→ Excerpted data
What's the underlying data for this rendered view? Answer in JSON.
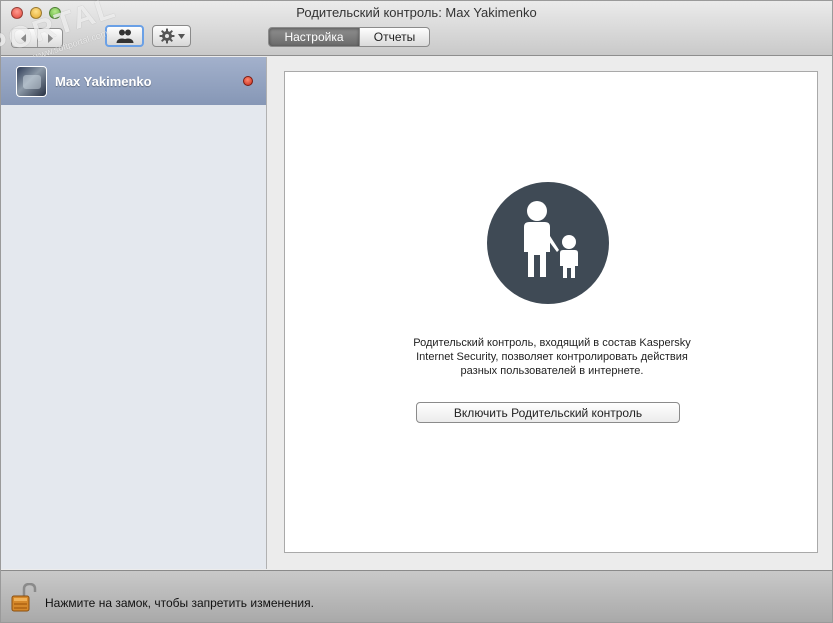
{
  "window": {
    "title": "Родительский контроль: Max Yakimenko"
  },
  "toolbar": {
    "back_icon": "chevron-left-icon",
    "forward_icon": "chevron-right-icon",
    "users_icon": "users-icon",
    "gear_icon": "gear-icon",
    "tabs": [
      {
        "label": "Настройка",
        "active": true
      },
      {
        "label": "Отчеты",
        "active": false
      }
    ]
  },
  "watermark": {
    "text": "PORTAL",
    "sub": "www.softportal.com"
  },
  "sidebar": {
    "users": [
      {
        "name": "Max Yakimenko",
        "status_color": "#d9341f"
      }
    ]
  },
  "main": {
    "hero_icon": "parent-child-icon",
    "hero_color": "#3f4a55",
    "description_lines": [
      "Родительский контроль, входящий в состав Kaspersky",
      "Internet Security, позволяет контролировать действия",
      "разных пользователей в интернете."
    ],
    "enable_button": "Включить Родительский контроль"
  },
  "statusbar": {
    "lock_icon": "unlocked-padlock-icon",
    "text": "Нажмите на замок, чтобы запретить изменения."
  }
}
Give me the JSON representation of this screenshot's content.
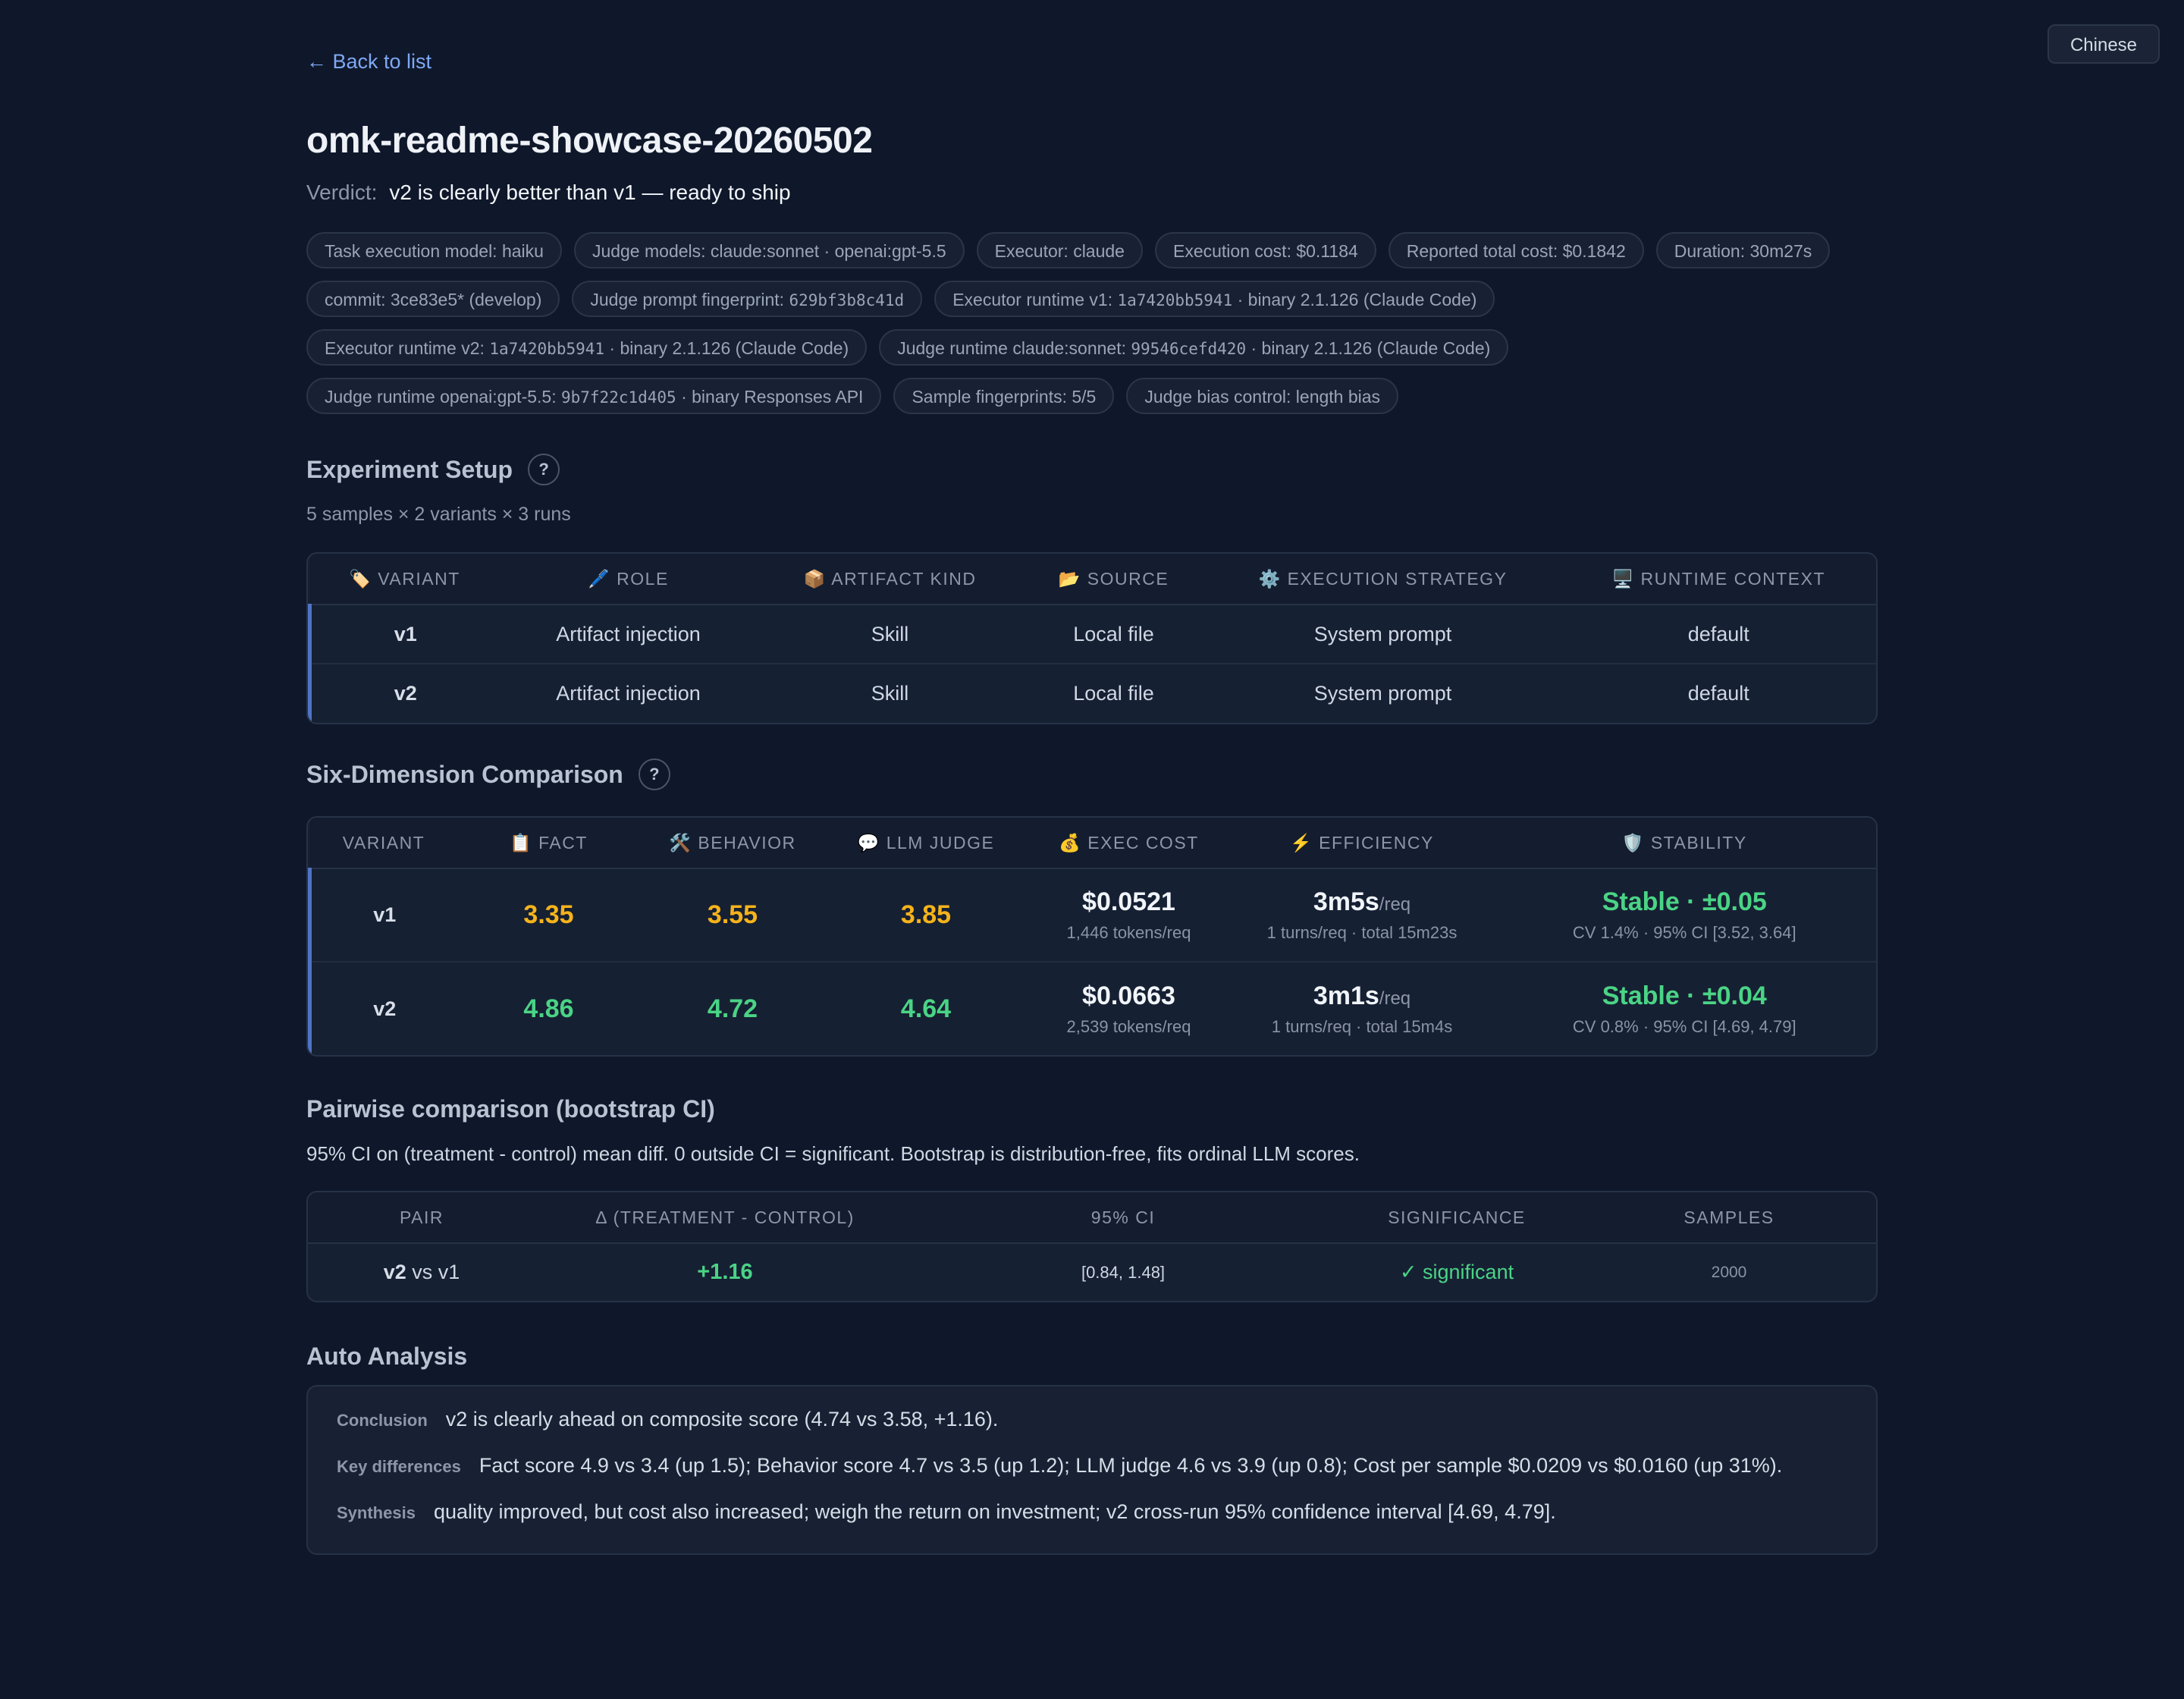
{
  "lang_button": "Chinese",
  "back_link": "← Back to list",
  "title": "omk-readme-showcase-20260502",
  "verdict": {
    "label": "Verdict:",
    "value": "v2 is clearly better than v1 — ready to ship"
  },
  "chips": [
    "Task execution model: haiku",
    "Judge models: claude:sonnet · openai:gpt-5.5",
    "Executor: claude",
    "Execution cost: $0.1184",
    "Reported total cost: $0.1842",
    "Duration: 30m27s",
    "commit: 3ce83e5* (develop)",
    "Judge prompt fingerprint: 629bf3b8c41d",
    "Executor runtime v1: 1a7420bb5941 · binary 2.1.126 (Claude Code)",
    "Executor runtime v2: 1a7420bb5941 · binary 2.1.126 (Claude Code)",
    "Judge runtime claude:sonnet: 99546cefd420 · binary 2.1.126 (Claude Code)",
    "Judge runtime openai:gpt-5.5: 9b7f22c1d405 · binary Responses API",
    "Sample fingerprints: 5/5",
    "Judge bias control: length bias"
  ],
  "setup": {
    "title": "Experiment Setup",
    "help": "?",
    "subtitle": "5 samples × 2 variants × 3 runs",
    "headers": [
      "🏷️ VARIANT",
      "🖊️ ROLE",
      "📦 ARTIFACT KIND",
      "📂 SOURCE",
      "⚙️ EXECUTION STRATEGY",
      "🖥️ RUNTIME CONTEXT"
    ],
    "rows": [
      [
        "v1",
        "Artifact injection",
        "Skill",
        "Local file",
        "System prompt",
        "default"
      ],
      [
        "v2",
        "Artifact injection",
        "Skill",
        "Local file",
        "System prompt",
        "default"
      ]
    ]
  },
  "six": {
    "title": "Six-Dimension Comparison",
    "help": "?",
    "headers": [
      "VARIANT",
      "📋 FACT",
      "🛠️ BEHAVIOR",
      "💬 LLM JUDGE",
      "💰 EXEC COST",
      "⚡ EFFICIENCY",
      "🛡️ STABILITY"
    ],
    "rows": [
      {
        "variant": "v1",
        "fact": "3.35",
        "behavior": "3.55",
        "judge": "3.85",
        "cost": "$0.0521",
        "cost_sub": "1,446 tokens/req",
        "eff": "3m5s",
        "eff_unit": "/req",
        "eff_sub": "1 turns/req · total 15m23s",
        "stab": "Stable · ±0.05",
        "stab_sub": "CV 1.4% · 95% CI [3.52, 3.64]"
      },
      {
        "variant": "v2",
        "fact": "4.86",
        "behavior": "4.72",
        "judge": "4.64",
        "cost": "$0.0663",
        "cost_sub": "2,539 tokens/req",
        "eff": "3m1s",
        "eff_unit": "/req",
        "eff_sub": "1 turns/req · total 15m4s",
        "stab": "Stable · ±0.04",
        "stab_sub": "CV 0.8% · 95% CI [4.69, 4.79]"
      }
    ]
  },
  "pairwise": {
    "title": "Pairwise comparison (bootstrap CI)",
    "subtitle": "95% CI on (treatment - control) mean diff. 0 outside CI = significant. Bootstrap is distribution-free, fits ordinal LLM scores.",
    "headers": [
      "PAIR",
      "Δ (TREATMENT - CONTROL)",
      "95% CI",
      "SIGNIFICANCE",
      "SAMPLES"
    ],
    "row": {
      "pair_a": "v2",
      "pair_vs": " vs v1",
      "delta": "+1.16",
      "ci": "[0.84, 1.48]",
      "sig": "✓ significant",
      "samples": "2000"
    }
  },
  "analysis": {
    "title": "Auto Analysis",
    "rows": [
      {
        "k": "Conclusion",
        "v": "v2 is clearly ahead on composite score (4.74 vs 3.58, +1.16)."
      },
      {
        "k": "Key differences",
        "v": "Fact score 4.9 vs 3.4 (up 1.5); Behavior score 4.7 vs 3.5 (up 1.2); LLM judge 4.6 vs 3.9 (up 0.8); Cost per sample $0.0209 vs $0.0160 (up 31%)."
      },
      {
        "k": "Synthesis",
        "v": "quality improved, but cost also increased; weigh the return on investment; v2 cross-run 95% confidence interval [4.69, 4.79]."
      }
    ]
  }
}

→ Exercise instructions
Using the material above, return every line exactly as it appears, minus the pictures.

→ Problem solution
What's the underlying data for this rendered view? Answer in JSON.
{
  "window": {
    "title": "Родительский контроль: Max Yakimenko"
  },
  "toolbar": {
    "back_icon": "chevron-left-icon",
    "forward_icon": "chevron-right-icon",
    "users_icon": "users-icon",
    "gear_icon": "gear-icon",
    "tabs": [
      {
        "label": "Настройка",
        "active": true
      },
      {
        "label": "Отчеты",
        "active": false
      }
    ]
  },
  "watermark": {
    "text": "PORTAL",
    "sub": "www.softportal.com"
  },
  "sidebar": {
    "users": [
      {
        "name": "Max Yakimenko",
        "status_color": "#d9341f"
      }
    ]
  },
  "main": {
    "hero_icon": "parent-child-icon",
    "hero_color": "#3f4a55",
    "description_lines": [
      "Родительский контроль, входящий в состав Kaspersky",
      "Internet Security, позволяет контролировать действия",
      "разных пользователей в интернете."
    ],
    "enable_button": "Включить Родительский контроль"
  },
  "statusbar": {
    "lock_icon": "unlocked-padlock-icon",
    "text": "Нажмите на замок, чтобы запретить изменения."
  }
}
Give me the JSON representation of this screenshot's content.
{
  "lang_button": "Chinese",
  "back_link": "← Back to list",
  "title": "omk-readme-showcase-20260502",
  "verdict": {
    "label": "Verdict:",
    "value": "v2 is clearly better than v1 — ready to ship"
  },
  "chips": [
    "Task execution model: haiku",
    "Judge models: claude:sonnet · openai:gpt-5.5",
    "Executor: claude",
    "Execution cost: $0.1184",
    "Reported total cost: $0.1842",
    "Duration: 30m27s",
    "commit: 3ce83e5* (develop)",
    "Judge prompt fingerprint: 629bf3b8c41d",
    "Executor runtime v1: 1a7420bb5941 · binary 2.1.126 (Claude Code)",
    "Executor runtime v2: 1a7420bb5941 · binary 2.1.126 (Claude Code)",
    "Judge runtime claude:sonnet: 99546cefd420 · binary 2.1.126 (Claude Code)",
    "Judge runtime openai:gpt-5.5: 9b7f22c1d405 · binary Responses API",
    "Sample fingerprints: 5/5",
    "Judge bias control: length bias"
  ],
  "setup": {
    "title": "Experiment Setup",
    "help": "?",
    "subtitle": "5 samples × 2 variants × 3 runs",
    "headers": [
      "🏷️ VARIANT",
      "🖊️ ROLE",
      "📦 ARTIFACT KIND",
      "📂 SOURCE",
      "⚙️ EXECUTION STRATEGY",
      "🖥️ RUNTIME CONTEXT"
    ],
    "rows": [
      [
        "v1",
        "Artifact injection",
        "Skill",
        "Local file",
        "System prompt",
        "default"
      ],
      [
        "v2",
        "Artifact injection",
        "Skill",
        "Local file",
        "System prompt",
        "default"
      ]
    ]
  },
  "six": {
    "title": "Six-Dimension Comparison",
    "help": "?",
    "headers": [
      "VARIANT",
      "📋 FACT",
      "🛠️ BEHAVIOR",
      "💬 LLM JUDGE",
      "💰 EXEC COST",
      "⚡ EFFICIENCY",
      "🛡️ STABILITY"
    ],
    "rows": [
      {
        "variant": "v1",
        "fact": "3.35",
        "behavior": "3.55",
        "judge": "3.85",
        "cost": "$0.0521",
        "cost_sub": "1,446 tokens/req",
        "eff": "3m5s",
        "eff_unit": "/req",
        "eff_sub": "1 turns/req · total 15m23s",
        "stab": "Stable · ±0.05",
        "stab_sub": "CV 1.4% · 95% CI [3.52, 3.64]"
      },
      {
        "variant": "v2",
        "fact": "4.86",
        "behavior": "4.72",
        "judge": "4.64",
        "cost": "$0.0663",
        "cost_sub": "2,539 tokens/req",
        "eff": "3m1s",
        "eff_unit": "/req",
        "eff_sub": "1 turns/req · total 15m4s",
        "stab": "Stable · ±0.04",
        "stab_sub": "CV 0.8% · 95% CI [4.69, 4.79]"
      }
    ]
  },
  "pairwise": {
    "title": "Pairwise comparison (bootstrap CI)",
    "subtitle": "95% CI on (treatment - control) mean diff. 0 outside CI = significant. Bootstrap is distribution-free, fits ordinal LLM scores.",
    "headers": [
      "PAIR",
      "Δ (TREATMENT - CONTROL)",
      "95% CI",
      "SIGNIFICANCE",
      "SAMPLES"
    ],
    "row": {
      "pair_a": "v2",
      "pair_vs": " vs v1",
      "delta": "+1.16",
      "ci": "[0.84, 1.48]",
      "sig": "✓ significant",
      "samples": "2000"
    }
  },
  "analysis": {
    "title": "Auto Analysis",
    "rows": [
      {
        "k": "Conclusion",
        "v": "v2 is clearly ahead on composite score (4.74 vs 3.58, +1.16)."
      },
      {
        "k": "Key differences",
        "v": "Fact score 4.9 vs 3.4 (up 1.5); Behavior score 4.7 vs 3.5 (up 1.2); LLM judge 4.6 vs 3.9 (up 0.8); Cost per sample $0.0209 vs $0.0160 (up 31%)."
      },
      {
        "k": "Synthesis",
        "v": "quality improved, but cost also increased; weigh the return on investment; v2 cross-run 95% confidence interval [4.69, 4.79]."
      }
    ]
  }
}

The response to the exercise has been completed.